TASK GOAL: Would you please copy out each entry exactly?

Top of EXERCISE DATA

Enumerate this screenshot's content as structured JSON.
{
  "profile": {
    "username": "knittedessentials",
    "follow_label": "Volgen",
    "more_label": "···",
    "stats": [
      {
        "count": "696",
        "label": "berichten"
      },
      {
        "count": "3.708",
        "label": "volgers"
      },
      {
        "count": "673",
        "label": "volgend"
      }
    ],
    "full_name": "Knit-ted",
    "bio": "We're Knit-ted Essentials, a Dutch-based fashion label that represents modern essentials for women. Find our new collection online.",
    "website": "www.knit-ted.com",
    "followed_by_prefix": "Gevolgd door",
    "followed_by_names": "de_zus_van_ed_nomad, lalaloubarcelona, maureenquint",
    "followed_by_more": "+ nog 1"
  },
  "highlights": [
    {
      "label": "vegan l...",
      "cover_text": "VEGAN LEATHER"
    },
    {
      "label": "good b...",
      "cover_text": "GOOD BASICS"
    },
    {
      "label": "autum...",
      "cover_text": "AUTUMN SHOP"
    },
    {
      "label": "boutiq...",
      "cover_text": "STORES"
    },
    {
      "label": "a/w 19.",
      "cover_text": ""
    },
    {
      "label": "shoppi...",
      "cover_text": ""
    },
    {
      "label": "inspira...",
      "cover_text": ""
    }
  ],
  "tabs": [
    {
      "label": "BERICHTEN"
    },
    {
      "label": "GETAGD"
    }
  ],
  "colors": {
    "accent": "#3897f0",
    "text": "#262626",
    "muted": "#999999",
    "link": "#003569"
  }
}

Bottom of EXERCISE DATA

EXERCISE OUTPUT:
Enumerate this screenshot's content as structured JSON.
{
  "profile": {
    "username": "knittedessentials",
    "follow_label": "Volgen",
    "more_label": "···",
    "stats": [
      {
        "count": "696",
        "label": "berichten"
      },
      {
        "count": "3.708",
        "label": "volgers"
      },
      {
        "count": "673",
        "label": "volgend"
      }
    ],
    "full_name": "Knit-ted",
    "bio": "We're Knit-ted Essentials, a Dutch-based fashion label that represents modern essentials for women. Find our new collection online.",
    "website": "www.knit-ted.com",
    "followed_by_prefix": "Gevolgd door",
    "followed_by_names": "de_zus_van_ed_nomad, lalaloubarcelona, maureenquint",
    "followed_by_more": "+ nog 1"
  },
  "highlights": [
    {
      "label": "vegan l...",
      "cover_text": "VEGAN LEATHER"
    },
    {
      "label": "good b...",
      "cover_text": "GOOD BASICS"
    },
    {
      "label": "autum...",
      "cover_text": "AUTUMN SHOP"
    },
    {
      "label": "boutiq...",
      "cover_text": "STORES"
    },
    {
      "label": "a/w 19.",
      "cover_text": ""
    },
    {
      "label": "shoppi...",
      "cover_text": ""
    },
    {
      "label": "inspira...",
      "cover_text": ""
    }
  ],
  "tabs": [
    {
      "label": "BERICHTEN"
    },
    {
      "label": "GETAGD"
    }
  ],
  "colors": {
    "accent": "#3897f0",
    "text": "#262626",
    "muted": "#999999",
    "link": "#003569"
  }
}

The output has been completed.